Dive into Iceland's best kept secret
I've been having doubts about sharing the Seljavallalaug swimming pool. Although it's very close to the Ring Road where thousands of tourists pass every day towards the nearby Skógarfoss waterfall, nobody seems to know it. Except the locals and a few foreigners. And that's a good thing because the atmosphere around this pool is created by it's solitude. We've had the privilege to enjoy it all by ourselves with the surrounding mountains as our only companion and it wouldn't be the same when crowded. But if nobody told me, we would have missed it for sure so I'm happy to share it with you.
Seljavallalaug is a 25 metre long pool tucked away into a beautiful valley. It's one of the country’s oldest swimming pools and was first constructed with stones in 1923. The pool is situated by a rock wall where the water, which flows from a natural hot spring, seeps out of the rock and is collected in it.

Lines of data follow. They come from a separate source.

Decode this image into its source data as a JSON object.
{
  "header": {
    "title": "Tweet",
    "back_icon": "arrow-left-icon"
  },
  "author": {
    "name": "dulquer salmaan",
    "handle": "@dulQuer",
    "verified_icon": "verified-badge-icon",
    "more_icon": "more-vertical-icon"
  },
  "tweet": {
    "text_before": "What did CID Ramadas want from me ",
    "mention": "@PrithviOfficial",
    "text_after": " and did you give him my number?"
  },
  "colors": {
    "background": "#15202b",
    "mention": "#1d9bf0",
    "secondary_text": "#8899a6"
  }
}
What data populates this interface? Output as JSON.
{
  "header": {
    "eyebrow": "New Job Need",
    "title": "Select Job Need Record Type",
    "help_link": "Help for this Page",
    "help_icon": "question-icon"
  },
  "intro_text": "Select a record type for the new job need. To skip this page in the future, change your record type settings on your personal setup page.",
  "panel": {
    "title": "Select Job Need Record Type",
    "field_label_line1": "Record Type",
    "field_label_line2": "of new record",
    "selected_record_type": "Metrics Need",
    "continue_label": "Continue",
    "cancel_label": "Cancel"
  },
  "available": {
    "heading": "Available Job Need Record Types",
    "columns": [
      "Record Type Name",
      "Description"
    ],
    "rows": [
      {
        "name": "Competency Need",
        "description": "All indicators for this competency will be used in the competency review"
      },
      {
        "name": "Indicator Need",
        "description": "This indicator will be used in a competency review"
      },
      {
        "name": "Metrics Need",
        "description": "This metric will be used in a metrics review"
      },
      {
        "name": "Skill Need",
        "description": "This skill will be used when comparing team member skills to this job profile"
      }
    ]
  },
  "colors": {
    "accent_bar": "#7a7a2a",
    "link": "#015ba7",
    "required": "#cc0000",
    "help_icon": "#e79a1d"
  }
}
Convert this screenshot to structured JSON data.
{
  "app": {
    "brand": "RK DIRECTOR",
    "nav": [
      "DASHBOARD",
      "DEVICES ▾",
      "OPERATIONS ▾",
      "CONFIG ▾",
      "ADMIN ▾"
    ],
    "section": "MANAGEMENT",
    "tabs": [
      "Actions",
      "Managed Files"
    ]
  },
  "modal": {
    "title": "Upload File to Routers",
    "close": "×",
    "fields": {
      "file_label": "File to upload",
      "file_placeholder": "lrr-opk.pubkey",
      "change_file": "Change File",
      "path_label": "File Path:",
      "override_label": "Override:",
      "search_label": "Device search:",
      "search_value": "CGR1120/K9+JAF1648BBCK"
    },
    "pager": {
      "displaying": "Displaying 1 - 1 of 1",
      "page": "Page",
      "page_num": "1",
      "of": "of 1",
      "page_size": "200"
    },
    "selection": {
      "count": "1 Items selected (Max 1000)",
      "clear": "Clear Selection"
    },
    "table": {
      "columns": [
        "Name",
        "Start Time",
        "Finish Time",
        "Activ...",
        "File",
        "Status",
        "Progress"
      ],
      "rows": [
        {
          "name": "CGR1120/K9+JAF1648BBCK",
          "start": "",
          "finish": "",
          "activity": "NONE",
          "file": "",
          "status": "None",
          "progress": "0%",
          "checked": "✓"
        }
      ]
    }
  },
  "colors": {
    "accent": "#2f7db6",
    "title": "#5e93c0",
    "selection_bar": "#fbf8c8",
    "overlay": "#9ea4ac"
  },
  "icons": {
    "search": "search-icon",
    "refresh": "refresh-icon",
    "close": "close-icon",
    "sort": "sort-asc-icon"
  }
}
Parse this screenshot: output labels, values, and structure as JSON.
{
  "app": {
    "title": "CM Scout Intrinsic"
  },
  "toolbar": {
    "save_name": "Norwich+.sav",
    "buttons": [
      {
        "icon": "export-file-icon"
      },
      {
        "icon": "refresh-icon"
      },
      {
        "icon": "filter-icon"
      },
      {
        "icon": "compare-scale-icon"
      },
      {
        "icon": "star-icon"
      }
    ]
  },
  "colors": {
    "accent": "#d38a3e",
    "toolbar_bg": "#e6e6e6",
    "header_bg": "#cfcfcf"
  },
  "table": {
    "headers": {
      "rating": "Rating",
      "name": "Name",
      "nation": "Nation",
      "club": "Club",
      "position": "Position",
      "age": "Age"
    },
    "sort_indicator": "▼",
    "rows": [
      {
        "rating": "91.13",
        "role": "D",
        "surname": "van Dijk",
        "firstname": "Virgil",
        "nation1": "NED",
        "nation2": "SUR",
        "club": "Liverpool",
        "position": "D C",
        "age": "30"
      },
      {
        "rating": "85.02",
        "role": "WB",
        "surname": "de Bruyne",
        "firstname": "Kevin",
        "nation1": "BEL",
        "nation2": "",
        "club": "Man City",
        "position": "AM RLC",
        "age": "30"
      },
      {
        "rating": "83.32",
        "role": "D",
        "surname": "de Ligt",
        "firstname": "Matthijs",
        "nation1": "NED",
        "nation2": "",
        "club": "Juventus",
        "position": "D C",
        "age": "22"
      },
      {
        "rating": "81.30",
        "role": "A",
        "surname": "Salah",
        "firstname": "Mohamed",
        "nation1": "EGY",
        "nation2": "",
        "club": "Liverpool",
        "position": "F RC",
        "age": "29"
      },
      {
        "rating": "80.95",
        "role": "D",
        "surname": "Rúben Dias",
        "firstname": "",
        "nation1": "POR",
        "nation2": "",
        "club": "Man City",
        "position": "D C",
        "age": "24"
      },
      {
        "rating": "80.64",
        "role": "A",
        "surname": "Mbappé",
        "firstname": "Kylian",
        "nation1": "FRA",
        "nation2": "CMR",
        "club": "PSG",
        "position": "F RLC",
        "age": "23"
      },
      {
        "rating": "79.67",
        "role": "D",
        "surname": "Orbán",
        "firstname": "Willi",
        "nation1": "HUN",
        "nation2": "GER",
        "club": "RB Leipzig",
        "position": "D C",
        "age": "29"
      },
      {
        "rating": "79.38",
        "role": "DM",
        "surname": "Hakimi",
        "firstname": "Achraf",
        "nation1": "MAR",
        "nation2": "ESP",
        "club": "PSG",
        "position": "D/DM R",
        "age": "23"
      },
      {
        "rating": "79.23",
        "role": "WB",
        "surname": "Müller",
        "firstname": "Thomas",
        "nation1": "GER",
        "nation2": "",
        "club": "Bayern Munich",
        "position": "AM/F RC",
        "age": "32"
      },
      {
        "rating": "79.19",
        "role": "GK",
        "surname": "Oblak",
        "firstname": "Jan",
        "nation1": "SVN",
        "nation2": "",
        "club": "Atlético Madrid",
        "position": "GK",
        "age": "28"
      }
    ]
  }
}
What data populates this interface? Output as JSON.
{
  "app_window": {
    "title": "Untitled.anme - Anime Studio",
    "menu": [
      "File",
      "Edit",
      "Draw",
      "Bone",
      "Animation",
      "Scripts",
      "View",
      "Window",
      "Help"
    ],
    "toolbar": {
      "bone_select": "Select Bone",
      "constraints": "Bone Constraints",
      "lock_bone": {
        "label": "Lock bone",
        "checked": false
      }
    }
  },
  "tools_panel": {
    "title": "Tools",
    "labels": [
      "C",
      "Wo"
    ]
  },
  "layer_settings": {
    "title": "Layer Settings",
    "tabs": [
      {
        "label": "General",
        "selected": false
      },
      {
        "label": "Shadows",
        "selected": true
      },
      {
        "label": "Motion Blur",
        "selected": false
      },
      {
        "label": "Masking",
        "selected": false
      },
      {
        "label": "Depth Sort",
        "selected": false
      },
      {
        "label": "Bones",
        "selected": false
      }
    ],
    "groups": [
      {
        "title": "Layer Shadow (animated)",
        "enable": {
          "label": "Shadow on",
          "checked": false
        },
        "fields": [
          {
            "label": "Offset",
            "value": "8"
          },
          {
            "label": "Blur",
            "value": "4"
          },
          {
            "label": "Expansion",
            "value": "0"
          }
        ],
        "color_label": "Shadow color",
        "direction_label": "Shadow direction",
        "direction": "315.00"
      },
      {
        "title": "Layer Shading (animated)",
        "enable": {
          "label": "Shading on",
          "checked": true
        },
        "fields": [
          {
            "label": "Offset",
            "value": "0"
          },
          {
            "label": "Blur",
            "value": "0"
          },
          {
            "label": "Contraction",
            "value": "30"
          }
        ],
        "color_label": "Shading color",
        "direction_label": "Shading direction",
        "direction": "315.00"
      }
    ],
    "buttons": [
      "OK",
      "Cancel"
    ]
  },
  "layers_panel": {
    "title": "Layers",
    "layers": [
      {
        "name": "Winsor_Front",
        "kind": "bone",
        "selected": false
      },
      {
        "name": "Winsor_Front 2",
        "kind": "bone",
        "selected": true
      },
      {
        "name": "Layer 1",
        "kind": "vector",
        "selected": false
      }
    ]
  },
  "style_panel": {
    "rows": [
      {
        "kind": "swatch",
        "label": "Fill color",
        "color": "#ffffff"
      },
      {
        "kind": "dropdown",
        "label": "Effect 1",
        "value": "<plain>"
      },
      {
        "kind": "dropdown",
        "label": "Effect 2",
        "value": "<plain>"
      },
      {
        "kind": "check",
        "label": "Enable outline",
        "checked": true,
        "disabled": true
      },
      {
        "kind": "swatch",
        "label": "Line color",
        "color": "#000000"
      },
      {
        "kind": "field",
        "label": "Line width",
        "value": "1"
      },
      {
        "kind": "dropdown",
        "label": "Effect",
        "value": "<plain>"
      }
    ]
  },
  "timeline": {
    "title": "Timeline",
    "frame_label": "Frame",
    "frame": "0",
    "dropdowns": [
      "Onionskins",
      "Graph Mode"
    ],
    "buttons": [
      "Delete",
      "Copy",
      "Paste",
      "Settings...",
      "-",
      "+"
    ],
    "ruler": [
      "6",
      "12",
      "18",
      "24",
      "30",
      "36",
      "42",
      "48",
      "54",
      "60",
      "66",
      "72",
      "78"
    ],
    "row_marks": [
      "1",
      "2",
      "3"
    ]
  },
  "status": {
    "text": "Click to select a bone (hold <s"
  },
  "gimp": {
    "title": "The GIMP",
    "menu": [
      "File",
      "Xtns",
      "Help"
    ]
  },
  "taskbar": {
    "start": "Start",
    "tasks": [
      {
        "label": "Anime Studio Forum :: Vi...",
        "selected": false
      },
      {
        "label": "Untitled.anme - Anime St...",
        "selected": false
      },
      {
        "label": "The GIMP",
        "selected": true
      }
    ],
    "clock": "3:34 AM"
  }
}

The first time we went there the whole valley was covered in fog and it was raining pretty heavy. That didn't stop us from going skinny dipping and because it was a cold and rainy day the water felt nice and warm. Depending on where you swim (closer to the hot spring) somewhere between 25-35 degrees I guess.
The picture above is taken with the GoPro HERO2.
When we visited Seljavallalaug for the second time it was a bright and sunny day with a clear view of the awe-inspiring scenery around the pool. Since it was a warmer day the water felt colder though.
The pool itself is not regularly maintained, locals clean it once a year during summer. So there can be a lot of algae in it and when we were there the ground was covered with algaes. It has no showering facilities and very modest changing booths. Don't forget to bring a towel!
When consulting the guidebooks like Lonely Planet or the Rough Guide I noticed they only wrote one sentence about this pool. So it's easy to overlook when you're planning your trip. The first time we went there, we ended up at the farm nearby and luckily there was someone who could point us in the right direction or we never would have found it. That's why I've made a little map to show you where Seljavallalaug is located and how to get there.
Click on the map to see it larger.
There's a parking area close to the Seljavellir Farm and from there it's a 20 – 30 minute hike to reach the pool. First you have to cross a field full of lava ashes. In the middle there's a small mountain stream to cross but we could do that in a jump. After a while you'll come near a second river crossing. There you can choose: or you go a little bit upstream and take the risky path over the slippery rocks, or you take your shoes off and wade trough the icecold water to reach the other side. We tried both ways and preferred the risky path, but if you want to play it safe, then make sure you bring some slippers to cross the river the easy way. Then follow the path for ten more minutes until you reach the pool.
The map is made with Google Maps sattelite image of the area.